The Hornet 5: Best Driving Garments in the Movies
1. Donald Sutherland’s Leather Jacket in Kelly’s Heroes (1970)
Not a look we would usually recommend – grotty, sweaty, hairy – but when you are Donald Sutherland, all style rules go out of the window. Sgt. Oddball, Sutherland’s 1940s tank commander with the groovy 1960s mores, is one of the most memorable comic creations of the modern cinema.
Great brown leather coat, too. It’s a short jacket, more like a biker’s leather, yet Oddball often insists upon draping it over his shoulders. In this style tick we get a glimpse into his wild imagination: in his mind’s eye, he is Superman and his leather jacket hanging from his shoulders is his cape. Mad as a gate in a high wind.
Great jacket, great character, great movie.
2. Tony Curtis’s White Fur Coat in The Great Race (1965)
It’s not often that Tony Curtis comes second to anyone in our estimation here at The Hornet, but the clincher here is this: one could wear Sutherland’s jacket (above) every day of the week and still look cool. Curtis’s white fur number is strictly for laughs. Curtis is a joy in this daft romp, as despised by film critics as it is loved by anyone with an ounce of happy silliness in their soul and/or a lifelong pash for Natalie Wood.
3. Dick Dastardly
Every baddie needs two things to be taken seriously – a great toadying sidekick and a great coat. Just ask any tin pot dictator. Muttley effortlessly fits the bill for number one, so Dick Dastardly’s coat had to be something special. And nothing says “evil” better than a purple, ankle-length, double-breasted trenchcoat. Although we have deducted points for the Casey Jones-style hat. (Bill Hornets here: Sadly, we’re currently out of purple, ankle-length, double-breasted trenchcoats. Call back in October.)
4. Kenneth More’s Gauntlets in Genevieve
John Gregson sports a superb easy-going look all through this British classic. But it is More’s tweed sports jacket and leather gauntlets combo in the race through London scenes that stick in the mind. A much-neglected driving accessory, if you ask us. Whose day wouldn’t be brightened up by the cry of “Darling: have you seen my gauntlets?”

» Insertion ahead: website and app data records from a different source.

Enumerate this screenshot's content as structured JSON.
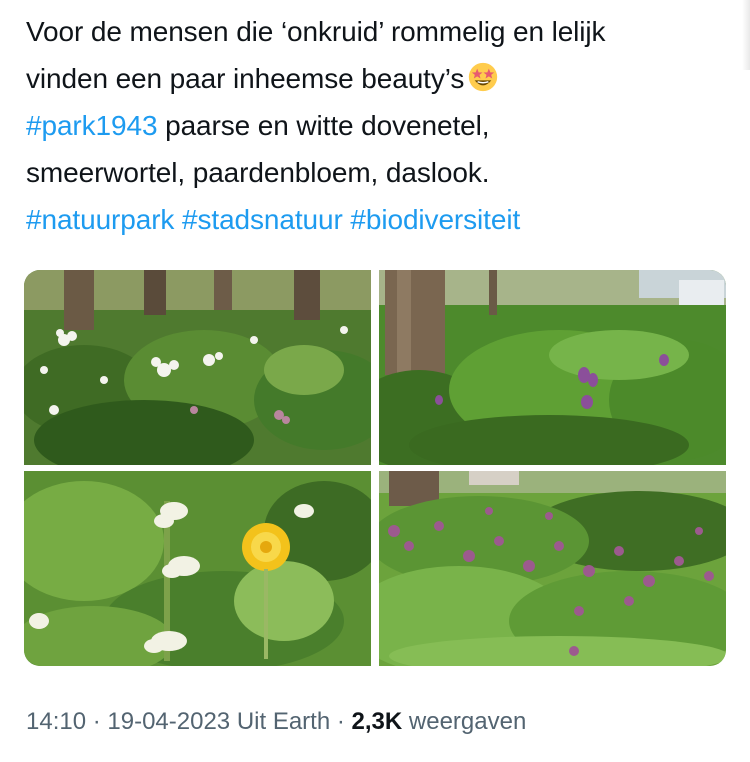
{
  "tweet": {
    "line1": "Voor de mensen die ‘onkruid’ rommelig en lelijk",
    "line2": "vinden een paar inheemse beauty’s",
    "line2_emoji": "star-struck-emoji",
    "line3_hashtag": "#park1943",
    "line3_text": " paarse en witte dovenetel,",
    "line4": "smeerwortel, paardenbloem, daslook.",
    "hashtags": [
      "#natuurpark",
      "#stadsnatuur",
      "#biodiversiteit"
    ]
  },
  "media": {
    "photos": [
      {
        "subject": "white wild garlic flowers and comfrey"
      },
      {
        "subject": "comfrey with purple bell flowers near tree"
      },
      {
        "subject": "white dead-nettle and dandelion"
      },
      {
        "subject": "purple dead-nettle ground cover"
      }
    ]
  },
  "meta": {
    "time": "14:10",
    "sep1": " · ",
    "date": "19-04-2023",
    "source": " Uit Earth",
    "sep2": " · ",
    "views_count": "2,3K",
    "views_label": " weergaven"
  },
  "colors": {
    "text": "#0f1419",
    "hashtag": "#1d9bf0",
    "meta": "#536471"
  }
}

5. Nick Cage’s Snakeskin Jacket in Wild At Heart (1991)
Convertible ’65 Ford Thunderbirds and snakeskin jackets are not a common sight rolling down Kensington Church Street. Indeed a snakeskin jacket isn’t often the sort of garment one sees in Hornets window either. Great look in the movies, though, if a tad ill advised for the English 9 to 5.
(You can buy Kelly’s Heroes HERE)
Our own classic circa 1920 Motoring Coat can be seen HERE or click the pic below.